__Task input__
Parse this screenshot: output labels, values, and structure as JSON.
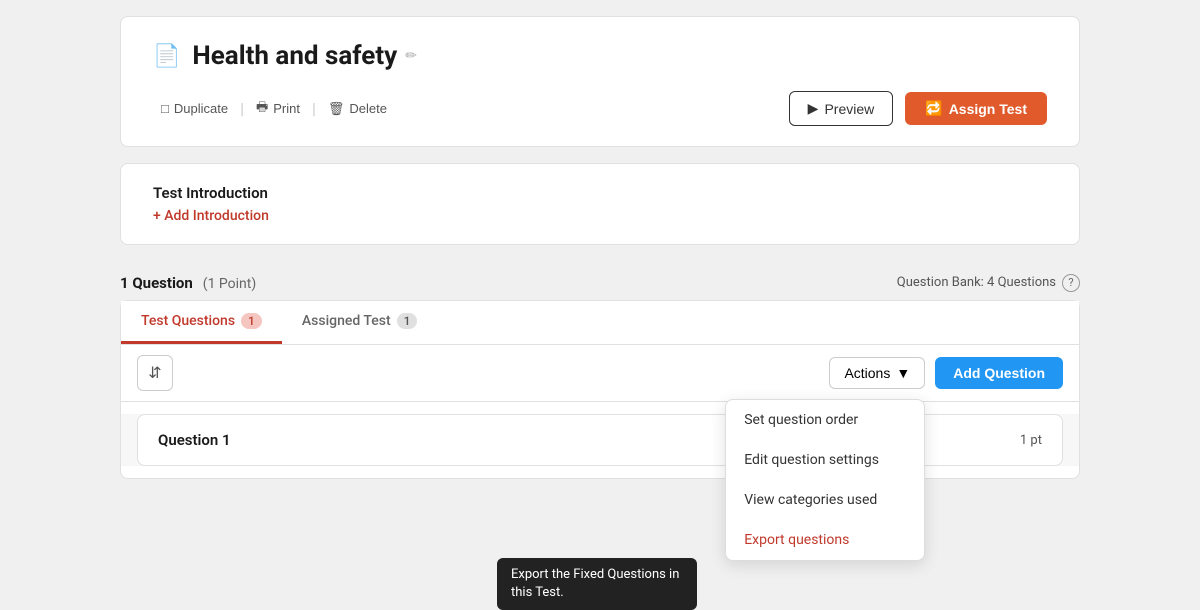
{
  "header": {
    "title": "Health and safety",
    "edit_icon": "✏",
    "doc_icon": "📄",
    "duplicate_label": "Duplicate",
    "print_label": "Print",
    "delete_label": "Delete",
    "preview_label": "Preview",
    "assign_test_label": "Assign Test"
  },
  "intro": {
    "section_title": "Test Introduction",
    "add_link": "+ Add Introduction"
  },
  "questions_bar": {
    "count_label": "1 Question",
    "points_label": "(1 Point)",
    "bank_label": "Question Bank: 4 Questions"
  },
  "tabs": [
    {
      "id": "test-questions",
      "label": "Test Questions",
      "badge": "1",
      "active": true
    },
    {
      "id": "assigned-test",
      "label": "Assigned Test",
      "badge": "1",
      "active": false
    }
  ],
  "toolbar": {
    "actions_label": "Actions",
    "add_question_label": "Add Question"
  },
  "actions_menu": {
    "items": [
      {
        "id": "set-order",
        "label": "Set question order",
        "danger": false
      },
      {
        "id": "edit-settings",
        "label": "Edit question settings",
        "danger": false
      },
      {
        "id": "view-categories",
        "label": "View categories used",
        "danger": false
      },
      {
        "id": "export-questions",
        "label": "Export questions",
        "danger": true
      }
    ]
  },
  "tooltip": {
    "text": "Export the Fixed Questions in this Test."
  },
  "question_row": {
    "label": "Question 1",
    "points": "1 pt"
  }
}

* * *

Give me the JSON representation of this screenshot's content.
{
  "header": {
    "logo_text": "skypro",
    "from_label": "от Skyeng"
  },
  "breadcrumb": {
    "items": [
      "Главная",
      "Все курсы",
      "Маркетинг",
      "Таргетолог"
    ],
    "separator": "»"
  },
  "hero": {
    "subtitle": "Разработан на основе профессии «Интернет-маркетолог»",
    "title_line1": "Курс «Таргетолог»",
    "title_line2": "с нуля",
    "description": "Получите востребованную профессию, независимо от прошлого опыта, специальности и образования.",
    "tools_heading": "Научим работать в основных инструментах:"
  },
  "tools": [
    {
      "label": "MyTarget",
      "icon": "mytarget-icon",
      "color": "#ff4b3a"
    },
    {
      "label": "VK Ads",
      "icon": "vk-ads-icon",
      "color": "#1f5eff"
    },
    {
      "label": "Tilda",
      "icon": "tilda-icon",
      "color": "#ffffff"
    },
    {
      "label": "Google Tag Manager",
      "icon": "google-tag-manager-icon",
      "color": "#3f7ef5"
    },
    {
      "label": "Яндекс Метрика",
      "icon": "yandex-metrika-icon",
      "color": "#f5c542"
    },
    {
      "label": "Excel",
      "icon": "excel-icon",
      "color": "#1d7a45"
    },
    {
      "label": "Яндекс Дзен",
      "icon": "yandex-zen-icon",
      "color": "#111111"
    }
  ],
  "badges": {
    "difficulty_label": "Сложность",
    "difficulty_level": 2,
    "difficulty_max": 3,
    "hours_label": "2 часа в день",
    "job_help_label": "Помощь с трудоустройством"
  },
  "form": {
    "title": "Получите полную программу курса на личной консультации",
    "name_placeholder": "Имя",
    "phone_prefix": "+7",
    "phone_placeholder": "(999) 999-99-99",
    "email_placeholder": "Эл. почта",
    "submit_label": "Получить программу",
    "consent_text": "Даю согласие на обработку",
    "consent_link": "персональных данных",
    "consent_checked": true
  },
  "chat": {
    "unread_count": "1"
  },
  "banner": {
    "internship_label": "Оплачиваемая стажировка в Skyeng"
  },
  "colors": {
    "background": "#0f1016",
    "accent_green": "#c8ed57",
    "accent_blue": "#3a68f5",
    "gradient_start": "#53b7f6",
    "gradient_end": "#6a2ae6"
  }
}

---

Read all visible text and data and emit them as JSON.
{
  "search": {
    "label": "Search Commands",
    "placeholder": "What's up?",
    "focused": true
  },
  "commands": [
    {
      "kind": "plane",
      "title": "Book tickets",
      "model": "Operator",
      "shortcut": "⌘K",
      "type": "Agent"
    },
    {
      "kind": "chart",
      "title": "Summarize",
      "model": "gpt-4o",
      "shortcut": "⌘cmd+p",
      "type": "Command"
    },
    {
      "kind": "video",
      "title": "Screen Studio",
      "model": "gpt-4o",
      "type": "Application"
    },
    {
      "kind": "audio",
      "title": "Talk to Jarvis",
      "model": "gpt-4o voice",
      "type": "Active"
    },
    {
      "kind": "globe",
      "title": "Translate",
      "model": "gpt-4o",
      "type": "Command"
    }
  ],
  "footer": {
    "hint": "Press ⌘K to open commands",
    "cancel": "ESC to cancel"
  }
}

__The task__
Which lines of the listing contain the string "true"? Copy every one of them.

__Written response__
      "active": true
        "danger": true
    "consent_checked": true
    "focused": true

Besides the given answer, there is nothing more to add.